It’s deals season, meaning everyone at Trusted Towers is eagerly beavering away to try and find the best bargains out there. Personally, I’m hoping to pick up a new 4K monitor and perhaps add another SSD for my fit-to-burst PC.
So, as Amazon’s capitalist celebration Prime Day looms large on the horizon, what else has been going on in geekdom?
Last week’s Nintendo Switch Mini leak all but confirmed the console, but now Nintendo has unveiled a refresh of the Switch.
It might not be the Switch Pro we were waiting for, but the Nintendo Switch Lite is a surprisingly complete package, moving it from a somewhat disposable gadget for those already owning a Nintendo Switch.
So what’s the big difference? The Nintendo Switch has a 6.2-inch screen and weighs in at 297g, whereas the Lite variant offers up a 5.5-inch screen and weighs just 275g.
Otherwise, you’re getting the core Switch experience. The biggest loss is the lack of the dock, meaning that the Nintendo Switch Lite is very much a handheld experience. Whether this is a deal-breaker or not depends on the way you use your Switch.
But you’ll lose a few other features too: you can’t detach your Joy-Cons, and it also strips out the HD Rumble, IR Sensor and the motion controls.
This announcement has one particularly downside, however. It’s pretty much the death warrant for the venerable Nintendo 3DS. We’ll be sure to pour one out in memoriam.
It will arrive on September 20, and will be available in turquoise, yellow and grey straight out of the gate, with a special Pokemon Sword and Shield variant coming out alongside the launch of that game.
Trump lashes out at Libra
Embattled President Donald Trump aimed one of his infamous Twitter broadsides at cryptocurrency, tweeting about both cryptocurrency in general and Facebook’s forthcoming Libra. It seems he is not a fan.
Politicians failing to grasp technology is nothing new, so why is “old guy tweets about Bitcoin” worth a mention in The Week in Geek?
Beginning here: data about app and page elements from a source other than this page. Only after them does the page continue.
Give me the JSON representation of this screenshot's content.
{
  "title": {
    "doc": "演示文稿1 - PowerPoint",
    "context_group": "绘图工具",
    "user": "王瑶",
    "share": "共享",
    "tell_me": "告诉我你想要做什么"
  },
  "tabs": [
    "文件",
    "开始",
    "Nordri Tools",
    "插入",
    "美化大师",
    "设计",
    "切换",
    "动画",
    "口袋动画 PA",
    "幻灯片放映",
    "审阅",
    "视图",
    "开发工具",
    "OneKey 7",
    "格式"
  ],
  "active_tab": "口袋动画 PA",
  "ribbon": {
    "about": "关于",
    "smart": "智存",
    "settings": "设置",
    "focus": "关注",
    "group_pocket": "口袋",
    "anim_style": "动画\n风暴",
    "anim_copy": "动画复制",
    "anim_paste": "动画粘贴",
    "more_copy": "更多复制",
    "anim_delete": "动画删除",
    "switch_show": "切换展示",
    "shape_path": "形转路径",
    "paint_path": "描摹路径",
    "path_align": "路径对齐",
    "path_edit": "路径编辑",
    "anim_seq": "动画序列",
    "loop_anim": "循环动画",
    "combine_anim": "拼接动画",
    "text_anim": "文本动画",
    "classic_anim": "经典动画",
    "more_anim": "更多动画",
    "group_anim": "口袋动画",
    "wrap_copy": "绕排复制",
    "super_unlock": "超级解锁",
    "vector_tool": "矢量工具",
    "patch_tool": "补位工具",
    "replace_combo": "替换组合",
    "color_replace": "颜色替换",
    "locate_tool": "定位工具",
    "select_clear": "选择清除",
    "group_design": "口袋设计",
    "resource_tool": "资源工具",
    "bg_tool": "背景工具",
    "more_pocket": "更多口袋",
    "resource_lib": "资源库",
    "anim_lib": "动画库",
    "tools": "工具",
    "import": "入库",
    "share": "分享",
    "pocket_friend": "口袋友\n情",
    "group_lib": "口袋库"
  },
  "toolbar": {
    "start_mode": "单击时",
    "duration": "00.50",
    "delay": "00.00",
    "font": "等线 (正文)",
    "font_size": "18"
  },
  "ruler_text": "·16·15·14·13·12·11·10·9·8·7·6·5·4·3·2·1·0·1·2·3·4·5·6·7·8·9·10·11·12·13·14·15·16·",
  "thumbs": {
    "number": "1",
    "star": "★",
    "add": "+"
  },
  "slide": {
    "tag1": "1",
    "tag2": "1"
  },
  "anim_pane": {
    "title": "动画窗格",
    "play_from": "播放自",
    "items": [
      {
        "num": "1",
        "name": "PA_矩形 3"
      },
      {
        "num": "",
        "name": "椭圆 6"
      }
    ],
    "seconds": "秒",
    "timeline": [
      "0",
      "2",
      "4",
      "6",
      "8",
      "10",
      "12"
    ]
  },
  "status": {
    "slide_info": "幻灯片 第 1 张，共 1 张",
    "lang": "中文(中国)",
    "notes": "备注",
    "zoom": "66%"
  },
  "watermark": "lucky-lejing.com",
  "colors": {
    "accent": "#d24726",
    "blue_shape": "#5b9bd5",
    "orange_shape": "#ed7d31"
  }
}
President Trump could be accused of tweeting somewhat rashly to his 61.9 million followers. Unfortunately for someone in charge of one of the biggest countries in the world — in terms of size, population and GDP — Trump also makes judgements rashly.
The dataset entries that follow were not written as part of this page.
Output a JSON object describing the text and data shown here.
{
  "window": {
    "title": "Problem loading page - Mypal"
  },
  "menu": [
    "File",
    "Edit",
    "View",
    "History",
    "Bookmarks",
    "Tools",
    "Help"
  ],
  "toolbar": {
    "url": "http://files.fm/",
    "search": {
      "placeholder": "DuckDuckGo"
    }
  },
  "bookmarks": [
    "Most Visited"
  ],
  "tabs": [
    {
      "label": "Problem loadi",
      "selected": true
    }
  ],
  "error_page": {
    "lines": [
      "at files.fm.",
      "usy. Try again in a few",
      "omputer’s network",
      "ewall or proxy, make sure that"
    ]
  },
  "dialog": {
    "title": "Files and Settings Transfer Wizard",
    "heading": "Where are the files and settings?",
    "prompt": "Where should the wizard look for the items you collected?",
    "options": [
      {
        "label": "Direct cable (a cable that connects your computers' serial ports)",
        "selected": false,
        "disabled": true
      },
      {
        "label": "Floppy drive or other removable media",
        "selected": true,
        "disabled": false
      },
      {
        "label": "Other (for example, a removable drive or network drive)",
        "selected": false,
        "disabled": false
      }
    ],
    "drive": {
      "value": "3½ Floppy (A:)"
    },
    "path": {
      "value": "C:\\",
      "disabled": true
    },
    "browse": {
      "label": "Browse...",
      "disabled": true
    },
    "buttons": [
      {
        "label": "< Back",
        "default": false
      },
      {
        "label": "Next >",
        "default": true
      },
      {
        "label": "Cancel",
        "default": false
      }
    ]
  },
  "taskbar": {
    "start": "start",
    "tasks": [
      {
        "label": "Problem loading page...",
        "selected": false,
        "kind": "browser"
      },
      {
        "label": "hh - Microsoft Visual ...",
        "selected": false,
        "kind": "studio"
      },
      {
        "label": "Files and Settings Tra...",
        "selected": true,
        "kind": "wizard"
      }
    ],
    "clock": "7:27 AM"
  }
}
Trump has never tweeted about Bitcoin before, and there was a “social media summit” yesterday. So it’s not unfeasible that this was the first time he heard about Libra.
He doesn’t seem to have grasped it entirely, either. From his tweet, he claims “Facebook Libra’s ‘virtual currency’ will have little standing or dependability”, ignoring the fact that in implementation Facebook’s new currency appears to be more like a fiat currency than a more standard attempt at crypto.
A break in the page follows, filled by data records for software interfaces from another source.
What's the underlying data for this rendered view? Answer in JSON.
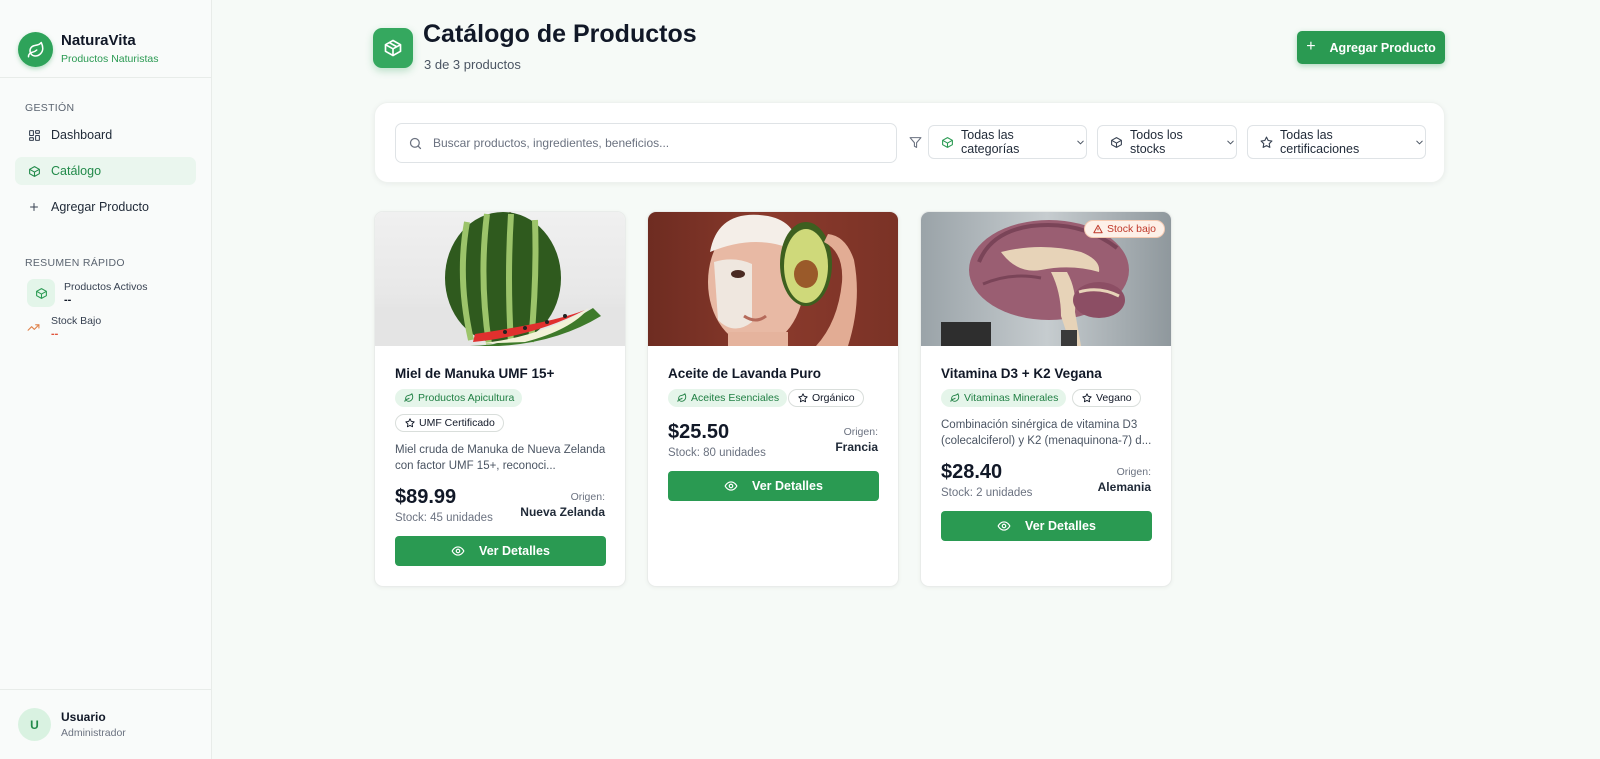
{
  "brand": {
    "name": "NaturaVita",
    "subtitle": "Productos Naturistas"
  },
  "sidebar": {
    "section_label": "GESTIÓN",
    "items": [
      {
        "label": "Dashboard",
        "icon": "dashboard-icon"
      },
      {
        "label": "Catálogo",
        "icon": "package-icon",
        "active": true
      },
      {
        "label": "Agregar Producto",
        "icon": "plus-icon"
      }
    ],
    "summary_label": "RESUMEN RÁPIDO",
    "summary": [
      {
        "label": "Productos Activos",
        "value": "--"
      },
      {
        "label": "Stock Bajo",
        "value": "--"
      }
    ]
  },
  "user": {
    "initial": "U",
    "name": "Usuario",
    "role": "Administrador"
  },
  "header": {
    "title": "Catálogo de Productos",
    "subtitle": "3 de 3 productos",
    "add_button": "Agregar Producto"
  },
  "filters": {
    "search_placeholder": "Buscar productos, ingredientes, beneficios...",
    "category": "Todas las categorías",
    "stock": "Todos los stocks",
    "certification": "Todas las certificaciones"
  },
  "products": [
    {
      "name": "Miel de Manuka UMF 15+",
      "category": "Productos Apicultura",
      "certification": "UMF Certificado",
      "description": "Miel cruda de Manuka de Nueva Zelanda con factor UMF 15+, reconoci...",
      "price": "$89.99",
      "stock": "Stock: 45 unidades",
      "origin_label": "Origen:",
      "origin": "Nueva Zelanda",
      "button": "Ver Detalles"
    },
    {
      "name": "Aceite de Lavanda Puro",
      "category": "Aceites Esenciales",
      "certification": "Orgánico",
      "description": "",
      "price": "$25.50",
      "stock": "Stock: 80 unidades",
      "origin_label": "Origen:",
      "origin": "Francia",
      "button": "Ver Detalles"
    },
    {
      "name": "Vitamina D3 + K2 Vegana",
      "category": "Vitaminas Minerales",
      "certification": "Vegano",
      "description": "Combinación sinérgica de vitamina D3 (colecalciferol) y K2 (menaquinona-7) d...",
      "price": "$28.40",
      "stock": "Stock: 2 unidades",
      "origin_label": "Origen:",
      "origin": "Alemania",
      "button": "Ver Detalles",
      "low_stock_badge": "Stock bajo"
    }
  ],
  "colors": {
    "primary": "#2a9a52",
    "primary_light": "#e5f5ea",
    "warning": "#c0392b"
  }
}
He finished up his brief rant by enthusing about the US dollar, calling it “both dependable and reliable”. The United States Dollar is, of course, a fiat currency.
But, if Trump’s attention lingers on cryptocurrency for too long, critics of Facebook’s big new project could gain a valuable ally. Trump’s government has already severely hindered Huawei’s efforts in the US, and it has shown that it isn’t nervous about making moves first and working out the impact later.
E pluribus unum
Facebook’s artificial intelligence team has created a “superhuman” poker AI, so good that it is unable to be released for fear that it will destroy the online poker industry.
The AI bot, called Pluribus, is being called a major breakthrough, because it’s a surprisingly tricky game for an AI to grasp: often Pluribus will have to beat a table full of players, there’s hidden information and, worse yet, the AI needs to learn to deceive. Or at least, it needs to appear that way.
While pop-culture fans might be able to regale you with tales of devious artificial intelligence − I’m sorry, Dave − it’s actually rather more complicated.
Speaking to BBC News, Facebook’s AI lead researcher Noam Brown explained that instead of bluffing, the computer is ultimately just making the smartest decision available to it.
“But what we see is that bluffing is actually mathematical behaviour. When the bot ‘bluffs’, it doesn’t view it as deceptive or dishonest, it’s just the way to make the most money.”
Whatever the AI’s reasons, it’s working. Pluribus is now capable of whooping up to six real-life poker pros to walk away with the pot.
This is a huge deal for AI programming, but also it’s a big deal because of the effort involved to make Pluribus. The AI needed just $150-worth of cloud computing resources to work, and in the BBC story, Brown claimed just 20 hours of learning was needed to program the AI.
With Google’s DeepMind ticking away, and the incredible work of OpenAI, we’re in a great time for artificial intelligence. I for one am looking forward to recognising our robot overlords, but I’m also excited to see which of our hobbies they can completely destroy me at.